Target: Washington Fish and Wildlife Commission Chair and Director of the Marine Program Miranda Wecker
Goal: Increase restrictions on octopus hunting in Puget Sound by reducing the harvesting limit and enforcing humane hunting methods
A recent event sparked massive public outrage when a Washington diver was seen cruelly beating an octopus to death near the popular diving area of Alki Point near Seattle. The inhumane act, allegedly a form of “art,” according to the accused diver, sparked an intense debate regarding octopus hunting in the area.
Currently, in the state of Washington, people with a valid fishing license are permitted to capture one octopus per day in Puget Sound. The giant Pacific octopus, the dominant species of octopus in the area, is a familiar sight to divers who frequent Alki Point. These animals can weigh up to 90 pounds and have an arm span of 20 feet. Despite this massive size, however, they are continually hunted for their meat and other uses.
The Washington Fish and Wildlife Commission is currently deciding on whether or not octopus hunting should be restricted or even banned altogether. Although giant Pacific octopuses are not presently on the list of threatened species, the cruel abuses carried out by the diver who beat an octopus to death on shore have prompted grave concern over how these animals are treated. Furthermore, octopuses are a vital part of the natural marine ecosystem in Puget Sound. In order to ensure that this ecosystem continues to thrive, the giant Pacific octopus must be protected.
Encourage the preservation and humane treatment of the giant Pacific octopus by encouraging the Washington Fish and Wildlife Commission to increase regulation on octopus hunting. Ask that the commission reducing the number of octopuses an individual can harvest each month and to strictly enforce humane methods of hunting with penalty fines or removal of fishing licenses.
Dear Washington Fish and Wildlife Chair Miranda Wecker,
The recent event involving a diver who captured and cruelly beat an octopus to death on shore near Alki Point has brought to light the dire need for stricter protections for the giant Pacific octopus. These magnificent animals are a vital part of the natural marine ecosystem of Puget Sound and deserve to be treated with respect.
Currently, a person with a valid state fishing license is permitted to capture one octopus per day from the area.
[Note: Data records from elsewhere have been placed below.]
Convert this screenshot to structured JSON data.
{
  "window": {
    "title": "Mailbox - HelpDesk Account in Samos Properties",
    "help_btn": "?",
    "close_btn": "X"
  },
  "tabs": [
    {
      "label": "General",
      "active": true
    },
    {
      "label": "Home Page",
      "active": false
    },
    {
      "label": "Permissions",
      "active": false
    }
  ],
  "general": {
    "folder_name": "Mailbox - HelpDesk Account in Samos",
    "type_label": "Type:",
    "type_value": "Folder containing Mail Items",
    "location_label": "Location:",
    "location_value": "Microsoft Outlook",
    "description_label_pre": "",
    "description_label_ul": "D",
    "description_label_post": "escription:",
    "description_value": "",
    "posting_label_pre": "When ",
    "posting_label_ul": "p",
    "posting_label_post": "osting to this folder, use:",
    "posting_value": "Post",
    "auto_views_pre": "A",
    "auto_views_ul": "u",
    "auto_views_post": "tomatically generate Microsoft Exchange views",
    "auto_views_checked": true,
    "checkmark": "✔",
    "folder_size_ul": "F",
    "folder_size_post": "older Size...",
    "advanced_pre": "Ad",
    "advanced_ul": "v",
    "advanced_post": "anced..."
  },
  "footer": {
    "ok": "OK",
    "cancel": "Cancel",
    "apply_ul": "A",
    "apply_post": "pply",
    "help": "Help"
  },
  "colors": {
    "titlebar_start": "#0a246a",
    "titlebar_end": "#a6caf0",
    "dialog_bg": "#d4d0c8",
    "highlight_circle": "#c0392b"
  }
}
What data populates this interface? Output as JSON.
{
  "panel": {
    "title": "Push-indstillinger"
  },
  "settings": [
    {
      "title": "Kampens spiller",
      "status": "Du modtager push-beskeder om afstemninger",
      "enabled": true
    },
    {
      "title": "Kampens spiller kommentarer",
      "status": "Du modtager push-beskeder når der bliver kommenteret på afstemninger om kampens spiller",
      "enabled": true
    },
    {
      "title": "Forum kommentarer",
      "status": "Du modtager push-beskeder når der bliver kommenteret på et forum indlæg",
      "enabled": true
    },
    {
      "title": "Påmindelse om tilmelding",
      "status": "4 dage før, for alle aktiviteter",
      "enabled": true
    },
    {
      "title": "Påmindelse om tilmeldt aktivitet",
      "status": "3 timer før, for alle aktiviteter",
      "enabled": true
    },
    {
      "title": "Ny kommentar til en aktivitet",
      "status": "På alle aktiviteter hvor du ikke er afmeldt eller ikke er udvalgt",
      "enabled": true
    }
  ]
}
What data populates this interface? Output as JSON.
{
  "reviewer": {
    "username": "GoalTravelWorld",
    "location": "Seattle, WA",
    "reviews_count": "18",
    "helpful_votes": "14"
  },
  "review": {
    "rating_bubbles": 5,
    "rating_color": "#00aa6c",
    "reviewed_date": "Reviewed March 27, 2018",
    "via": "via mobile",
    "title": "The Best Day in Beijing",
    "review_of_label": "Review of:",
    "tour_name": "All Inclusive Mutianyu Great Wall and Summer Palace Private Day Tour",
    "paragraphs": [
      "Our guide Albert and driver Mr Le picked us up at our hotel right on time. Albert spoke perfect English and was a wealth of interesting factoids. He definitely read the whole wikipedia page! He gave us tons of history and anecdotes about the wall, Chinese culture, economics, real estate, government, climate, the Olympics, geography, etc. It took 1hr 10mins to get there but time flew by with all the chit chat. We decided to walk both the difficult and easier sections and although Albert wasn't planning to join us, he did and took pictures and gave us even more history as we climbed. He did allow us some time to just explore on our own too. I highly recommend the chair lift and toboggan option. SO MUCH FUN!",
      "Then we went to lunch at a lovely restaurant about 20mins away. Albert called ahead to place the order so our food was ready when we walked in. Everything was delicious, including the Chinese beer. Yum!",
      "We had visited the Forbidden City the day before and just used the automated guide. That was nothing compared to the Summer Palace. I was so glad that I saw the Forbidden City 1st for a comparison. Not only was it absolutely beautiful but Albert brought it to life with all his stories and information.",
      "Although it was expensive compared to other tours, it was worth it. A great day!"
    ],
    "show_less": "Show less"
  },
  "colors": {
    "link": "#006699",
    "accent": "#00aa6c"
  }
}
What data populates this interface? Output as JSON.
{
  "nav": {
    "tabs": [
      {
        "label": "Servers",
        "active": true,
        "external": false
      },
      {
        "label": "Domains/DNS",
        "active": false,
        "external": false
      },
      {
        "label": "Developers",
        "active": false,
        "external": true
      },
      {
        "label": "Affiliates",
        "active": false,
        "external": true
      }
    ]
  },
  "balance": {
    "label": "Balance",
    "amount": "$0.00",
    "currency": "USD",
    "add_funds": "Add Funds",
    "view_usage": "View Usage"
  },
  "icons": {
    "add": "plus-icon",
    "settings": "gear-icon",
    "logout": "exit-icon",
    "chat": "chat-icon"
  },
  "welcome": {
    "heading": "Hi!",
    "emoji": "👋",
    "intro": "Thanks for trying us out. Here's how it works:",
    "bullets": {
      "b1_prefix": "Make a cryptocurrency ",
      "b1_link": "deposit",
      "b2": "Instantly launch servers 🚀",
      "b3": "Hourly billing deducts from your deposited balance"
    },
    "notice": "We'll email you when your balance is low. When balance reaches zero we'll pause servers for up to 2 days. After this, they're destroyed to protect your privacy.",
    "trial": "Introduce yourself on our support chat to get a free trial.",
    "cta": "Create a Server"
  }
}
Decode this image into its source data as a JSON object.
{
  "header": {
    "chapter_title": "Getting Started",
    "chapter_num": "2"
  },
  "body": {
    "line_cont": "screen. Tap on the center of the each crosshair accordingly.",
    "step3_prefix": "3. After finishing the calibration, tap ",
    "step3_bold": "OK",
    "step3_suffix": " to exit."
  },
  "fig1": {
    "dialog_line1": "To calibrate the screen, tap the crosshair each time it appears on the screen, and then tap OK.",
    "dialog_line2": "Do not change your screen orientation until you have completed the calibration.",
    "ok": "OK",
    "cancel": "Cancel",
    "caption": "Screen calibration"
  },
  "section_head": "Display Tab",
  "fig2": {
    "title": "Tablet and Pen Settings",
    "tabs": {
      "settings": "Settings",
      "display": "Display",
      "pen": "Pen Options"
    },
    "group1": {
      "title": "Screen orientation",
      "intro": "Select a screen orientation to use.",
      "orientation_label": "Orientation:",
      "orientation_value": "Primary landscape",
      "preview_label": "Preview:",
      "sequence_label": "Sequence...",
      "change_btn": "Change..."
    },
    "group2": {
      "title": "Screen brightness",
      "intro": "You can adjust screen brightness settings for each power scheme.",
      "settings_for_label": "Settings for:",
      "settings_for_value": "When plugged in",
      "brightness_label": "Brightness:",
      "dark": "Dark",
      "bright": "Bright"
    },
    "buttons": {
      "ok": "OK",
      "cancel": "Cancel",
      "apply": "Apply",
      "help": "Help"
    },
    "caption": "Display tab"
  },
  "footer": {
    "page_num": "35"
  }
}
While this number may seem low, it totals to potentially more than 30 octopuses harvested per licensed person each month.
Furthermore, the need to hunt octopuses is relatively trivial, and the act is carried out more for sport than anything else.
I strongly urge you to increase restrictions on octopus hunting in Puget Sound by lowering the harvesting limit and by strictly enforcing humane hunting methods. In this way, you will help to ensure that one diver’s cruel acts are never repeated.
[Your Name Here]
Photo Credit: Dr. Dwayne Meadows via Wikimedia Commons